But, nevertheless, that’s not always a practical alternative. Thus, most restaurants choosing to keep Caesar salads on the menu are being forced to serve pre-cooked, reconstituted egg product instead of the real deal. Isn’t that great? Don’t you feel safer now? Doesn’t your mouth water at the prospect of pre-cooke, reconstituted egg product? Aren’t you glad you have such caring, paternalistic politicians at work for us?

Seriously, folks, I’m not making this up. California government has determined that Caesar salad is dangerous to your health. And, let’s face it, there’s nowhere to put a warning label on a salad. So, it’s gone.

Can you believe this? What’s next, I wonder? Are supermarkets going to be required to instruct shoppers to cook their eggs? Is the purchase of raw meat going to require a permit? And what about the ultimate California “in” food – sushi? How long will it be before Japanese restaurants are required to cook their fish?

Such are the depths to which the late great state of California has descended. No more smoking in bars. No more eating Caesar salad in restaurants.
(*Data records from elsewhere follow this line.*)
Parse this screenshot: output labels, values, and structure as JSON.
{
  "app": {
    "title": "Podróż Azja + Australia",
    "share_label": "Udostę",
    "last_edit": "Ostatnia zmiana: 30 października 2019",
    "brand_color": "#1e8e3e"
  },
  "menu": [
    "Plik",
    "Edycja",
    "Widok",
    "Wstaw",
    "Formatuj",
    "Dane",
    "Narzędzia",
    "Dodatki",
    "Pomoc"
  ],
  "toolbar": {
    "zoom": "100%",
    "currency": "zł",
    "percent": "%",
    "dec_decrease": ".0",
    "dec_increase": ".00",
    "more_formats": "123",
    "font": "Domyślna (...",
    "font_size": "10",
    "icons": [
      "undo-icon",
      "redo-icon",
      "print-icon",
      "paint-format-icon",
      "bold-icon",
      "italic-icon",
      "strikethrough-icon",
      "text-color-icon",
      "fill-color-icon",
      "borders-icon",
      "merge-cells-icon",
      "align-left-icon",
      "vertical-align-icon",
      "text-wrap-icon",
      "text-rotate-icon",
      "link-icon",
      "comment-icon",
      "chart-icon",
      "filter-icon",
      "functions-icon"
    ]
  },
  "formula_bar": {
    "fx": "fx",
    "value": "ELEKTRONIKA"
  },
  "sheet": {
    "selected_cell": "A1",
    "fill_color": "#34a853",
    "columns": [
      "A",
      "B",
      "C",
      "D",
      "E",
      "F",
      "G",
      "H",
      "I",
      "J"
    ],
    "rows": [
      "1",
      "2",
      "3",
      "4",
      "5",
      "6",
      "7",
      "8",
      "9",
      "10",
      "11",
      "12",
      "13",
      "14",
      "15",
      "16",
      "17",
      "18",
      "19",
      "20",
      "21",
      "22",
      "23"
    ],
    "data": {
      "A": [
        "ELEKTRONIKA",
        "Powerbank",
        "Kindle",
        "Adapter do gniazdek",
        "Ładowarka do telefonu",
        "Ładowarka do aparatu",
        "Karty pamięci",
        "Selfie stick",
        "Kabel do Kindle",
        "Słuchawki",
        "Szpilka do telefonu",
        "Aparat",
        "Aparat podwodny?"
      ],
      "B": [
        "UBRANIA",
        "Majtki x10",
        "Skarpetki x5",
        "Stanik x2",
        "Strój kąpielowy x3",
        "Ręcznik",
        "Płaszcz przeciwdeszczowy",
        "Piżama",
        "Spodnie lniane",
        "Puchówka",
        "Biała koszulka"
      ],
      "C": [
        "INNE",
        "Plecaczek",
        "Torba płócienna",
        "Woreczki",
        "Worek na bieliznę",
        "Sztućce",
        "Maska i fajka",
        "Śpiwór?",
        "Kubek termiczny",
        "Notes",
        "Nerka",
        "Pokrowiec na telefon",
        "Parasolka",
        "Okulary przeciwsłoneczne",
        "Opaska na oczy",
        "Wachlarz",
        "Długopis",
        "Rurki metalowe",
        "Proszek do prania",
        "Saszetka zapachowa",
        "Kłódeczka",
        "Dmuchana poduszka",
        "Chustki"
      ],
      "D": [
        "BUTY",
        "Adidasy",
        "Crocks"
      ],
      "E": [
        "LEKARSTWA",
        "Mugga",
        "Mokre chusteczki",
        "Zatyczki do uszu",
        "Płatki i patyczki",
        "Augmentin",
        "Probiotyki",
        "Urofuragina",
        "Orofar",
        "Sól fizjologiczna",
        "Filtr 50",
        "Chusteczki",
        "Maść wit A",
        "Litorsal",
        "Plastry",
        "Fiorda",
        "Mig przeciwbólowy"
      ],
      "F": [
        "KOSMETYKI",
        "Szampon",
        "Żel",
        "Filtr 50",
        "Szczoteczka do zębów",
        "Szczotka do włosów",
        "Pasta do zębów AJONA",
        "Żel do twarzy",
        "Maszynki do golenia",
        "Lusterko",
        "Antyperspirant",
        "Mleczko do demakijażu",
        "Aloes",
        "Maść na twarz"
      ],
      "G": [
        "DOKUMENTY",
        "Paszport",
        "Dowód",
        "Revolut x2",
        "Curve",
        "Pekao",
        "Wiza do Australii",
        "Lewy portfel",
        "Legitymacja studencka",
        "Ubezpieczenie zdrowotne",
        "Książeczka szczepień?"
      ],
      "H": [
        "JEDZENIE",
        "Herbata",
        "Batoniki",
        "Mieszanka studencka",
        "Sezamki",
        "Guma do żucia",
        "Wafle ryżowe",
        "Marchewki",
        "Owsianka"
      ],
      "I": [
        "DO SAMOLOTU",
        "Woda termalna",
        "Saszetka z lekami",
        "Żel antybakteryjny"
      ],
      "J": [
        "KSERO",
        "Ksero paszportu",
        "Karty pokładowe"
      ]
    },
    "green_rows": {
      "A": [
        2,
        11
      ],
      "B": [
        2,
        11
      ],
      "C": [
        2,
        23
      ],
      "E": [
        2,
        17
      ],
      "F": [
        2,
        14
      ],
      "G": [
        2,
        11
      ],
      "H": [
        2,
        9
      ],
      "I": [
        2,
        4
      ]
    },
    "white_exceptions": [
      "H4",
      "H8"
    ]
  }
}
What ever happened to freedom? Where does such micro-management of individual lives and everyday commerce end?

There is some good news on the horizon. A rebellion is in the making. And it’s coming from the strangest place – politically correct San Francisco. You see, Baghdad by the Bay is also the fine-dining capital of the West. There’s been more than a little muttering emanating from the kitchens of some of the city’s most famous eating establishments.

One of the most liberal members of the state Legislature, Assemblywoman Carole Migden, has decided to make her stand for liberty on this issue. She has introduced AB 2612, aimed at preserving gourmet cuisine and traditional techniques of food preparation that rely on carefully prepared raw or partially cooked ingredients.

“Where’s the danger in a good Caesar salad?” asks Migden. “Forcing the fine restaurants of San Francisco to serve pre-cooked, reconstituted egg product in gourmet salads is enough to bring diners into the streets. Even a bad egg is entitled to enjoy a good Caesar salad.”

Here, here, Ms. Migden. The law is clearly cracked. If her colleagues don’t listen to you on this, I predict they will wind up with egg on their faces instead of their lawbooks.